Two other segments are also incredibly strong, the first being Frank showing a film called “Space Is Ace” which accidentally involves some footage of an old “Miss Timperley” contest but the majority of which is ludicrous stop motion footage of Daleks and R2D2 wandering around, while it ends with a hand coming in and picking up a rocket so it can fly through the air, none of it makes any sense but that’s a large element of the hilarity of the whole thing. The second segment is a reenactment of the British defeating the Spanish armada where Frank plays bowls with Little Frank’s head (much to the disgust of a booing audience) and then blows up the armada with a thermonuclear missile, before falling over and commenting “That was very good that”. Sure it’s childish, but some of the best things are and it’s impossible not to love.
The only part of the show which isn’t that effective comes at the end where David Hamilton and Sharyn Hodgson were invited back to take part in a quiz with two members of the public, and Frank digs out an old “Magic Robot” board game.

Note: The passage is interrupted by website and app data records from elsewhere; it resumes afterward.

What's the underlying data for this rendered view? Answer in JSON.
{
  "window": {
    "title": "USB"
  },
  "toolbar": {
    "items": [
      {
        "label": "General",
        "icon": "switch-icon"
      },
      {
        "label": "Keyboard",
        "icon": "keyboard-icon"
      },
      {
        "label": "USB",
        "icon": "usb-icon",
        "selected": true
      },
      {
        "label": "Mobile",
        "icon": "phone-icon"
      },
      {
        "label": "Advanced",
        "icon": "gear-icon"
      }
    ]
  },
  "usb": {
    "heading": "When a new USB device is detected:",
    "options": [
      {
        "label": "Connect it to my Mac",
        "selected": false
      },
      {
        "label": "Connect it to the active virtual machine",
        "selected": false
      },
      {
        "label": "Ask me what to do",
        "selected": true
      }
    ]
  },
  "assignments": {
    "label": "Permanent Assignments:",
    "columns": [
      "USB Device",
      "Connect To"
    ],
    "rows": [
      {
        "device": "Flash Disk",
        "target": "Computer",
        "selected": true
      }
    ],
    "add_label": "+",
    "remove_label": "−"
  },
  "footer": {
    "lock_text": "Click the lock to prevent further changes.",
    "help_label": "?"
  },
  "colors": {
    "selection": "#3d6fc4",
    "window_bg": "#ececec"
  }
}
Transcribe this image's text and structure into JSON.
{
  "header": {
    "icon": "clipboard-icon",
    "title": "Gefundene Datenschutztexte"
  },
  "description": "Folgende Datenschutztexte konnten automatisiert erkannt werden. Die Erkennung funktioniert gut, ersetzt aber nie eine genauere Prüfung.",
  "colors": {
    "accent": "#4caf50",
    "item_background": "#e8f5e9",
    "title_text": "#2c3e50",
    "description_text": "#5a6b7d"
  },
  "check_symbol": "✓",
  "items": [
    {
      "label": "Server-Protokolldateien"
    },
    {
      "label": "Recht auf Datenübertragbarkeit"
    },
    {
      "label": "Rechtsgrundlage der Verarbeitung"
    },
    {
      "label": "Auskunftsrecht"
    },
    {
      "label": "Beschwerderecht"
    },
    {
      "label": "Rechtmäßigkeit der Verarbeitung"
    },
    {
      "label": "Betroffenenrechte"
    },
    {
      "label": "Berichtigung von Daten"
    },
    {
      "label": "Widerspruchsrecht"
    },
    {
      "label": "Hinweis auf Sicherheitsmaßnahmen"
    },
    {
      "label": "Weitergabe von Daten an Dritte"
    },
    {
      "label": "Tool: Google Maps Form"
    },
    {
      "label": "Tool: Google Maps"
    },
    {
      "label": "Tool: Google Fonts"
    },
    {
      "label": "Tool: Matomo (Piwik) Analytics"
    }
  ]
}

This was a game from the nineteen-fifties where you’d ask a question and then the robot would spin round and point at the right answer, but the questions were unfortunately a bit dull and they don’t give Frank or the contestants much to work with. Still, it’s short and over with quickly, and contains one great line where Frank exclaims “Don’t boo me robot, he don’t like it” so it’s not really an issue.
The show ends with a rendition of “Guess who’s been on Match Of The Day?”, one of Frank’s much loved songs, and then it’s over with, though I could have happily watched much more of it. Thankfully that’s possible as the show was commissioned and six more episodes produced, all of which you can buy on dvd thanks to Network releasing it. The only disappointing element is that it only got one series as presumably viewing figures weren’t all that, which is frustrating as it’s shockingly lovable and filled with moments that will make you burst out laughing.
The series itself carried on in the chaotic manner of the pilot though it had a higher budget so we get to see the whole garden as well as the shed, and there’s a band on hand and a studio audience too. It was also the tv debut of Caroline Aherne, who appears as next door neighbour Mrs Merton, while DJ and (and one of Frank’s band members) Mark Radcliffe took over keyboard duties as the new Alfonse, and guests included Thunderbirds creator Gerry Anderson, Midge Ure, Adamski, footballer Lee Chapman, The Farm, Keith Chegwin and Nicholas Parsons. It truly is one of the best underrated comedy series ever made, and if you love this pilot and don’t buy the dvd you’d be a really annoying fool who I’d glare at for a long old time, I’ve done it before, and I’ll do it again.